## YOUR GOAL
Check every line of the entries below for the word "Policy". Then give the number of lines that have it, with nothing added.

## INPUT RECORDS
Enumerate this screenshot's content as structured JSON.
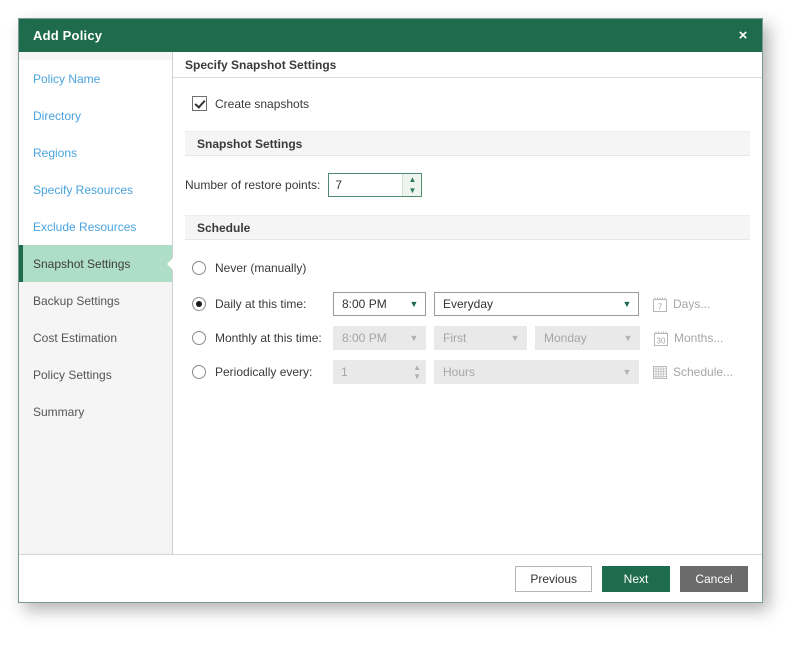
{
  "window": {
    "title": "Add Policy",
    "close_icon": "close-icon",
    "close_glyph": "×",
    "accent_green": "#1f6b4d",
    "active_item_bg": "#aedfc6"
  },
  "sidebar": {
    "items": [
      {
        "label": "Policy Name",
        "state": "visited"
      },
      {
        "label": "Directory",
        "state": "visited"
      },
      {
        "label": "Regions",
        "state": "visited"
      },
      {
        "label": "Specify Resources",
        "state": "visited"
      },
      {
        "label": "Exclude Resources",
        "state": "visited"
      },
      {
        "label": "Snapshot Settings",
        "state": "active"
      },
      {
        "label": "Backup Settings",
        "state": "pending"
      },
      {
        "label": "Cost Estimation",
        "state": "pending"
      },
      {
        "label": "Policy Settings",
        "state": "pending"
      },
      {
        "label": "Summary",
        "state": "pending"
      }
    ]
  },
  "content": {
    "header": "Specify Snapshot Settings",
    "create_snapshots": {
      "label": "Create snapshots",
      "checked": true
    },
    "snapshot_section": {
      "title": "Snapshot Settings",
      "restore_points_label": "Number of restore points:",
      "restore_points_value": "7",
      "spin_up_glyph": "▲",
      "spin_down_glyph": "▼"
    },
    "schedule_section": {
      "title": "Schedule",
      "chevron_glyph": "▼",
      "rows": [
        {
          "id": "never",
          "label": "Never (manually)",
          "selected": false,
          "enabled": true
        },
        {
          "id": "daily",
          "label": "Daily at this time:",
          "selected": true,
          "enabled": true,
          "time_value": "8:00 PM",
          "recurrence_value": "Everyday",
          "action_label": "Days...",
          "action_icon": "calendar-7-icon",
          "action_icon_text": "7"
        },
        {
          "id": "monthly",
          "label": "Monthly at this time:",
          "selected": false,
          "enabled": false,
          "time_value": "8:00 PM",
          "ordinal_value": "First",
          "weekday_value": "Monday",
          "action_label": "Months...",
          "action_icon": "calendar-30-icon",
          "action_icon_text": "30"
        },
        {
          "id": "periodically",
          "label": "Periodically every:",
          "selected": false,
          "enabled": false,
          "interval_value": "1",
          "unit_value": "Hours",
          "action_label": "Schedule...",
          "action_icon": "grid-schedule-icon"
        }
      ]
    }
  },
  "footer": {
    "previous": "Previous",
    "next": "Next",
    "cancel": "Cancel"
  }
}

## ANSWER SPACE
3